Student housing rights may not be absolute

On Behalf of | Jan 4, 2019 | violations of rights

Many Americans spend their first years out of the house in a college dormitory or off-campus housing. North Carolina’s fine higher education options attract many students to apartments owned by other people or institutions, and they should know the expectations of their tenancy in these homes.

When it comes to the quality of housing, students do not have to accept the unacceptable. Every lease comes with an implied warranty of habitability, meaning the owner or superintendent must maintain certain minimum standards in inhabited rooms or homes. Bug or rodent infestations, hot clean water and proper protections from the elements and the public are part of this warranty.

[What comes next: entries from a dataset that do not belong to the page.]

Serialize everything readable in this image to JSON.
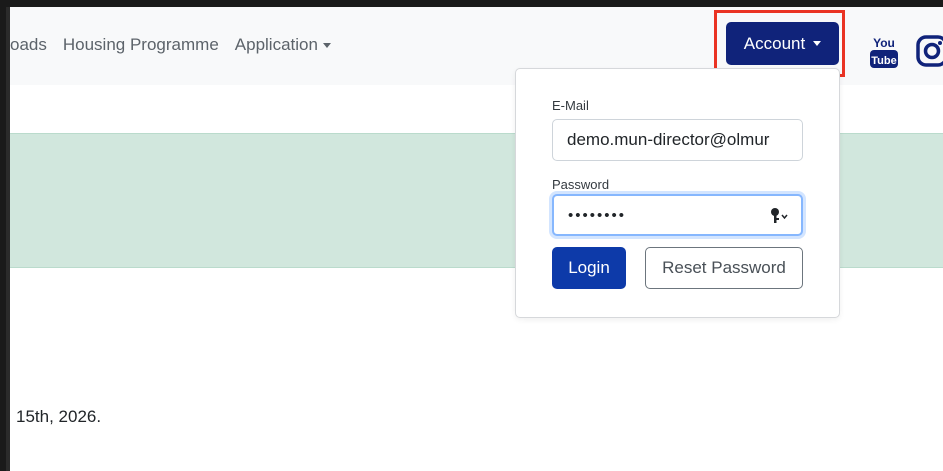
{
  "nav": {
    "links": [
      {
        "label": "oads"
      },
      {
        "label": "Housing Programme"
      },
      {
        "label": "Application"
      }
    ],
    "account_label": "Account",
    "social": {
      "youtube_top": "You",
      "youtube_bottom": "Tube"
    }
  },
  "login": {
    "email_label": "E-Mail",
    "email_value": "demo.mun-director@olmur",
    "password_label": "Password",
    "password_value": "••••••••",
    "login_label": "Login",
    "reset_label": "Reset Password"
  },
  "content": {
    "body_text": "15th, 2026."
  },
  "colors": {
    "account_bg": "#10237a",
    "highlight": "#ea3323",
    "banner": "#d1e7dd",
    "login_bg": "#0d3aa9"
  }
}
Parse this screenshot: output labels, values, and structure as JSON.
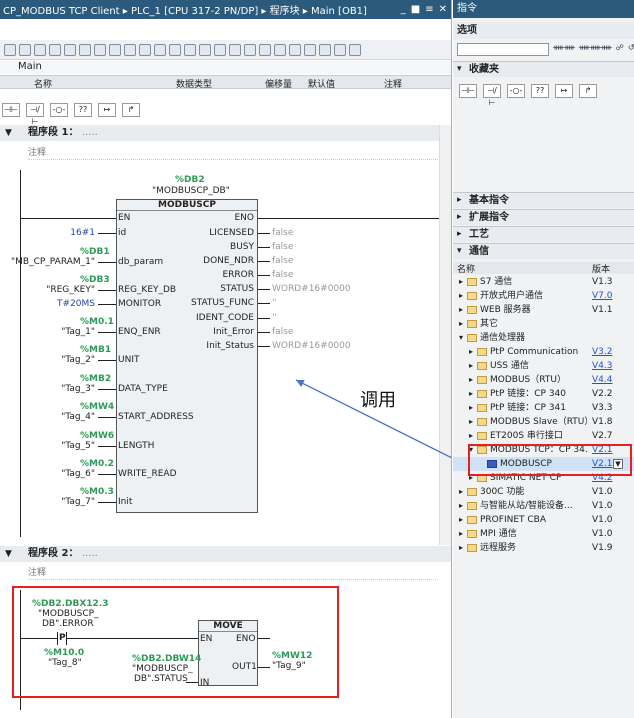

Every student has an equal right to housing regardless of gender, ethnicity or national origin according to the Federal Fair Housing Act. Some states and municipalities may guarantee other rights, which should also be considered while making a housing decision.

Privacy can be another matter. University housing may include the right of the university to enter a room for a variety of reason, like maintenance or a random search. These rights vary by campus, so students should review them before signing a tenancy agreement.

If a landlord or university official discovers possible evidence of a crime, the tenant may have had a reasonable expectation of privacy. This challenge could interfere with or lessen charges brought against someone as a result of this entry or search.

An attorney is always a guaranteed and valuable ally if a person is charged with a crime. Legal representation can increase your chances of dropped charges, an acquittal or reduced sentences.